About two years ago, Bell’s roommate mentioned a business competition held on campus and convinced him to attend. Soon after, Bell began writing up his first business model. Unfortunately, he started too late and was unable to participate in the competition that year, but Bell continued to lay the groundwork for Be Excellent nonetheless.
This is when Bell started to write and make decisions about what kind of business he could create — one that actually tells the student’s story and personality in relation to a potential job. He took all of his hardships and the struggles he endured and used them to find a way to build them into something that allows everyone to create and share their own values. Bell found a way to show job recruiters what they have not been able to see in the past.
The ambitious and hard-working Be Excellent creator gives a lot of credit to his friends and the J. Mack Robinson College of Business department leaders for their honest feedback.
Bell said the criticism was especially helpful when he finished his executive summary. He wanted a trustworthy assessment of his work before he continued with the rest of his business plan. He took his executive summary to his teachers and certain department leaders and asked for their opinions during his creative process.
“Is this good? Is this idea good?” Bell said to them. “Don’t hold back…Let me know because I don’t want to do anything I’m unsure of.”
Bell said that an institution at Georgia Tech was also incredibly helpful to his success. The Advanced Technology Development Center holds lessons that teach students how to build start-ups, taught by people who run various successful companies.
“I walked up there from the Commons every Tuesday and Thursday when they had sessions and did my thing,” Bell said.
He also said that Google and YouTube were vital to his success thus far and that many people take these resources for granted.
“You can get a lot done on Google and YouTube. Most of the time [they have] everything you need,” Bell said. “You really have to utilize every resource you have.”
Be Excellent illustrates the student perspective and provides a deeper look at the undergrad decision-making process. The app facilitates the student’s success with innovative features.
- Personalization of a resume through video
- Easy set- up
- Direct access to the recruiter

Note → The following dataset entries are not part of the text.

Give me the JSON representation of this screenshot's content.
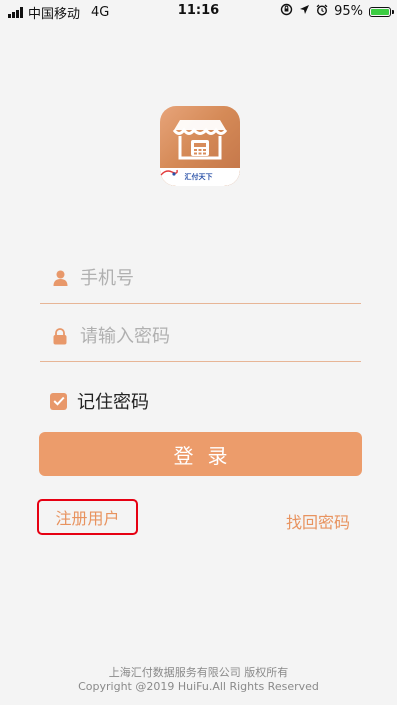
{
  "status_bar": {
    "carrier": "中国移动",
    "network": "4G",
    "time": "11:16",
    "battery_percent": "95%",
    "battery_level": 0.95,
    "battery_color": "#3ccd42",
    "icons": [
      "signal-icon",
      "orientation-lock-icon",
      "location-arrow-icon",
      "alarm-icon",
      "battery-icon"
    ]
  },
  "app_logo": {
    "brand_text": "汇付天下"
  },
  "login_form": {
    "phone_placeholder": "手机号",
    "password_placeholder": "请输入密码",
    "remember_label": "记住密码",
    "remember_checked": true,
    "login_label": "登录"
  },
  "links": {
    "register_label": "注册用户",
    "forgot_label": "找回密码"
  },
  "footer": {
    "company": "上海汇付数据服务有限公司 版权所有",
    "copyright": "Copyright @2019 HuiFu.All Rights Reserved"
  },
  "colors": {
    "accent": "#ec9c6b",
    "highlight_box": "#e60012",
    "background": "#f4f4f4"
  }
}
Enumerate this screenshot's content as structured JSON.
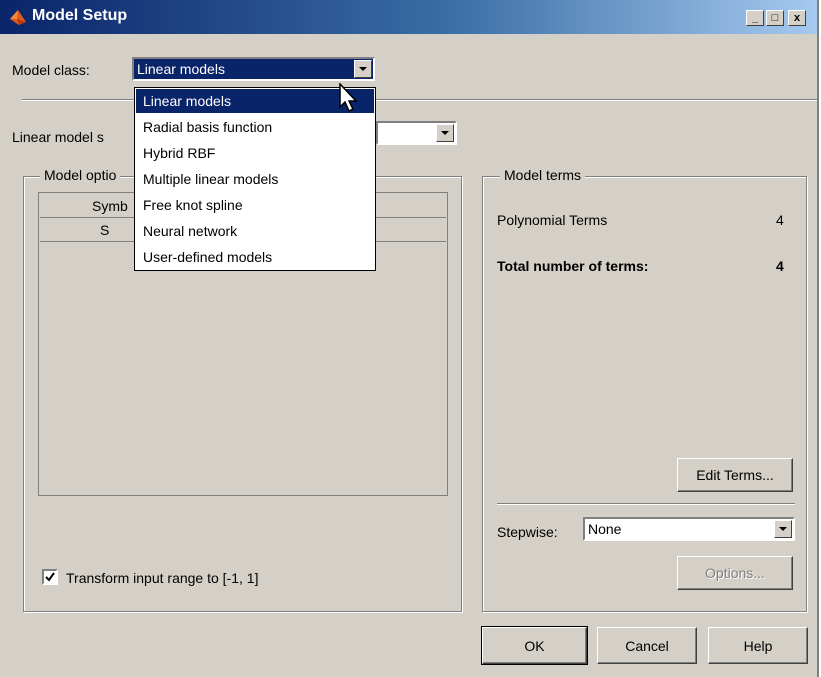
{
  "window": {
    "title": "Model Setup",
    "buttons": [
      "_",
      "□",
      "x"
    ]
  },
  "model_class": {
    "label": "Model class:",
    "value": "Linear models"
  },
  "dropdown": {
    "options": [
      "Linear models",
      "Radial basis function",
      "Hybrid RBF",
      "Multiple linear models",
      "Free knot spline",
      "Neural network",
      "User-defined models"
    ],
    "selected": "Linear models"
  },
  "linear_model_subclass": {
    "label_visible": "Linear model s"
  },
  "model_options": {
    "title_visible": "Model optio",
    "table_headers_visible": [
      "Symb",
      "S"
    ]
  },
  "model_terms": {
    "title": "Model terms",
    "rows": [
      {
        "label": "Polynomial Terms",
        "value": "4"
      },
      {
        "label": "Total number of terms:",
        "value": "4"
      }
    ],
    "edit_terms_label": "Edit Terms...",
    "stepwise_label": "Stepwise:",
    "stepwise_value": "None",
    "options_label": "Options..."
  },
  "transform": {
    "label": "Transform input range to [-1, 1]",
    "checked": true
  },
  "footer": {
    "ok": "OK",
    "cancel": "Cancel",
    "help": "Help"
  }
}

The challenge of identifying a career path and having the fundamental skillset for that career is crucial for success. Be Excellent strives to show students the beauty of that challenging process: the success that follows thereafter.